Sarah Wilson

  • View of “Kiki Kogelnik: Fly Me to the Moon,” 2015. Photo: Benjamin Cosmo Westoby. © Kiki Kogelnik Foundation.

    Kiki Kogelnik

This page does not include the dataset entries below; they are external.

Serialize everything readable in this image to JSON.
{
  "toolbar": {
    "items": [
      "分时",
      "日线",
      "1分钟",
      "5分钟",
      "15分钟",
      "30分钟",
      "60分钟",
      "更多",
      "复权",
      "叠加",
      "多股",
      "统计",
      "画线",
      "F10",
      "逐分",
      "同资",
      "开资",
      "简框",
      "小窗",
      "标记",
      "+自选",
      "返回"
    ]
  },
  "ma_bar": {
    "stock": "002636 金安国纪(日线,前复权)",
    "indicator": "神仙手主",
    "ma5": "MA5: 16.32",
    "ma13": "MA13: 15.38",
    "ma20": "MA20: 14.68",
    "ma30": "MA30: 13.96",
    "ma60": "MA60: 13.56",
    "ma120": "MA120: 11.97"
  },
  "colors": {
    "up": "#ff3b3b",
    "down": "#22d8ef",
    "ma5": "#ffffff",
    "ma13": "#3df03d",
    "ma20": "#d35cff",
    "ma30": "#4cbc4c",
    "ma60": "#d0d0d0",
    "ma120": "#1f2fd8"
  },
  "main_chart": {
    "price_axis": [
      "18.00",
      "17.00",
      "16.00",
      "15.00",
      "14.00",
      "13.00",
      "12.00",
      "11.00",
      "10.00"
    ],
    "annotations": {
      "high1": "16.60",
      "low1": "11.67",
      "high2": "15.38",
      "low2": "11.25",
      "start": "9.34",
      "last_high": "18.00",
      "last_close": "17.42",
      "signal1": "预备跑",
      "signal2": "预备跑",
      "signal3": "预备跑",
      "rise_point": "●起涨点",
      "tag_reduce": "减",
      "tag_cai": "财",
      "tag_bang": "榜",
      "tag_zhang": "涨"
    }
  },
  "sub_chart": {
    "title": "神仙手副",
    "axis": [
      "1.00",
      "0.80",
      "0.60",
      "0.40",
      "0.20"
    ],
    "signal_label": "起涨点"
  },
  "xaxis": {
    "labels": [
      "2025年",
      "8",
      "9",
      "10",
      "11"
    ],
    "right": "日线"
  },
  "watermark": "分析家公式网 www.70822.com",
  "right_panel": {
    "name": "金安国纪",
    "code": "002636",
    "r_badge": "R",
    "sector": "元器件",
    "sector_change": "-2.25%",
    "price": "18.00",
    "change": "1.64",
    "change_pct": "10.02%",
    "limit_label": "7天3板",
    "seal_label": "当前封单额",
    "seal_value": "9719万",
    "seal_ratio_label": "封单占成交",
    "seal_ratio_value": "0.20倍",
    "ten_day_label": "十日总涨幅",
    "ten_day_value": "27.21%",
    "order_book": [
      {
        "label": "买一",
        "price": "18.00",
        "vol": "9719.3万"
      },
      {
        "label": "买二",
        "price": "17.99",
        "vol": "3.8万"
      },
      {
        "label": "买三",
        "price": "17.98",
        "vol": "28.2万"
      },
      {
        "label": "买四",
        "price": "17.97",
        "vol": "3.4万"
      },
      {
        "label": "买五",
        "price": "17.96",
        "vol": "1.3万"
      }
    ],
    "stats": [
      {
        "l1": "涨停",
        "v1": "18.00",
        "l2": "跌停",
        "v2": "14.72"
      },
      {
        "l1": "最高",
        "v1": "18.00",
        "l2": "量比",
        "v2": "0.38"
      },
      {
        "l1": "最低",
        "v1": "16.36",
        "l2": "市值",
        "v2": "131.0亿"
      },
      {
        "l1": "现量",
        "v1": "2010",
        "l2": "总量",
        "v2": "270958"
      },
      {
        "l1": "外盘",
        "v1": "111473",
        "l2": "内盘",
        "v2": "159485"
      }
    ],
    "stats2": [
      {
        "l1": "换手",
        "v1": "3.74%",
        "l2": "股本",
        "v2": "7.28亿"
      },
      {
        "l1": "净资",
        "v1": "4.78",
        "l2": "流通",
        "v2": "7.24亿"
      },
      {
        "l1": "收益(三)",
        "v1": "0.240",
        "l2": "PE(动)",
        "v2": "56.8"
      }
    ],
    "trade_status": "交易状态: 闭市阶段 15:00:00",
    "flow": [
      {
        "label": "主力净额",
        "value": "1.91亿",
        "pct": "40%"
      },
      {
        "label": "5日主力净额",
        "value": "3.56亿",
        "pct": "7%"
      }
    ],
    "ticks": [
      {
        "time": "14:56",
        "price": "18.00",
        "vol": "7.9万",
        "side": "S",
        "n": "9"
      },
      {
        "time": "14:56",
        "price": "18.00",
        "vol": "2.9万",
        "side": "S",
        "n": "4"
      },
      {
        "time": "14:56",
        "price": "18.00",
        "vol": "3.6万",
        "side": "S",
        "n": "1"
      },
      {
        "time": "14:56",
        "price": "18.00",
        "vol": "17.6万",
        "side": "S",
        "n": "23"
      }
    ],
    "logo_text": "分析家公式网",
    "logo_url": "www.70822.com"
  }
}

    “FLY ME TO THE MOON,” Britain’s first Kiki Kogelnik retrospective, complemented Tate Modern’s revisionist and staccato survey “The World Goes Pop.” Coinciding with Modern Art Oxford’s exhibition, Tate Modern showcased the work of female Pop artists who had been rediscovered during the past decade, including Kogelnik herself. (It’s worth noting that Katalin Nay invited Kogelnik to hold a retrospective in Budapest in 1992; her work was also included in the 1993 show “Variations on Pop Art,” curated by Katalin Keserü at Budapest’s Műcsarnok—a purely Hungarian story, yet an unacknowledged